Authors: Chittaro L., Sioni R.
Published in: International Journal of Human-Computer Studies, Vol. 70, no. 3, pp. 234-255.

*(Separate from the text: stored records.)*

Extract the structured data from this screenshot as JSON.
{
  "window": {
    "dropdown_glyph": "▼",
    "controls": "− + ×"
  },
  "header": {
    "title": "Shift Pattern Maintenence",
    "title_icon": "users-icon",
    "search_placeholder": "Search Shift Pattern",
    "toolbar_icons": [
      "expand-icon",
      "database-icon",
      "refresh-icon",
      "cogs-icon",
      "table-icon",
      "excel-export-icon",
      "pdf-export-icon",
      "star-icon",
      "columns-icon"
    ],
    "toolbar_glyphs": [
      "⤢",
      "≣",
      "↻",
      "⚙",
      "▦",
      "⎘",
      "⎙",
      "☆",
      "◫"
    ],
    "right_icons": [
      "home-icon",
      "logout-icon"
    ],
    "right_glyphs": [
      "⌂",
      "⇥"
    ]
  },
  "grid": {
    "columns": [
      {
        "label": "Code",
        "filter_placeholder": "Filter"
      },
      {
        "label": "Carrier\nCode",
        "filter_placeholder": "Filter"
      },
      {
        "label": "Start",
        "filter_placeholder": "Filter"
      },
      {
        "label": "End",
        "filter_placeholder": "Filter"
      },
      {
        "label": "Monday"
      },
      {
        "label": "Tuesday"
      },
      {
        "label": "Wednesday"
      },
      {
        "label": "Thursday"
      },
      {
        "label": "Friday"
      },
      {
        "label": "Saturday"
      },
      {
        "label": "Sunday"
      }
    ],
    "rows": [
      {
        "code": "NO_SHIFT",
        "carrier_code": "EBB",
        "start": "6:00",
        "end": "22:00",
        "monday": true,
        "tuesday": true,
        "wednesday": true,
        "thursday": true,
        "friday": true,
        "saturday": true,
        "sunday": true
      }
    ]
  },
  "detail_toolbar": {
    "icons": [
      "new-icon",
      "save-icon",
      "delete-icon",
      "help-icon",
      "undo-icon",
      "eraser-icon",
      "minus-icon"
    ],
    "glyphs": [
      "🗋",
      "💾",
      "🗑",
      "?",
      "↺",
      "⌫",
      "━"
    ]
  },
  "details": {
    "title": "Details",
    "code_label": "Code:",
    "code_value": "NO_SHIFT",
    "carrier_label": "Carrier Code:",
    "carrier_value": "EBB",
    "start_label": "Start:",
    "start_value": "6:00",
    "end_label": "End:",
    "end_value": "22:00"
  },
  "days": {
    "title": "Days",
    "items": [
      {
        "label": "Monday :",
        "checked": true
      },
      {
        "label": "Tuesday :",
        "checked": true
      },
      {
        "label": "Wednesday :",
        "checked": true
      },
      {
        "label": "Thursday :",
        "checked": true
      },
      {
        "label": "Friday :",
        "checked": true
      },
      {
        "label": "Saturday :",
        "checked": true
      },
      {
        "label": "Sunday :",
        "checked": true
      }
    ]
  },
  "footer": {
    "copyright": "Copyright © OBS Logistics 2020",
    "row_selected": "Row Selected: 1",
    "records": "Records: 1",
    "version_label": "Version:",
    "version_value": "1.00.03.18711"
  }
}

Abstract: A large body of HCI research focuses on devices and techniques to interact with applications in more natural ways, such as gestures or direct pointing with fingers or hands. In particular, recent years have seen a growing interest in laser pointer-style (LPS) interaction, which allows users to point directly at the screen from a distance through a device handled like a common laser pointer. Several LPS techniques have been evaluated in the literature, usually focusing on users' performance and subjective ratings, but not on the effects of these techniques on the musculoskeletal system. One cannot rule out that "natural" interaction techniques, although found attractive by users, require movements that might increase likelihood of musculoskeletal disorders (MSDs) with respect to traditional keyboard and mouse. Our study investigates the physiological effects of a LPS interaction technique (based on the Wii Remote) compared to a mouse and keyboard setup, used in a sitting and a standing posture. The task (object arrangement) is representative of user actions repeatedly carried out with 3D applications. The obtained results show that the LPS interaction caused more muscle exertion than mouse and keyboard. Posture played also a significant role. The results highlight the importance of extending current studies of novel interaction techniques with thorough electromyographic (EMG) analyses.
Copyright: © 2012 Elsevier. This is an author version of the paper.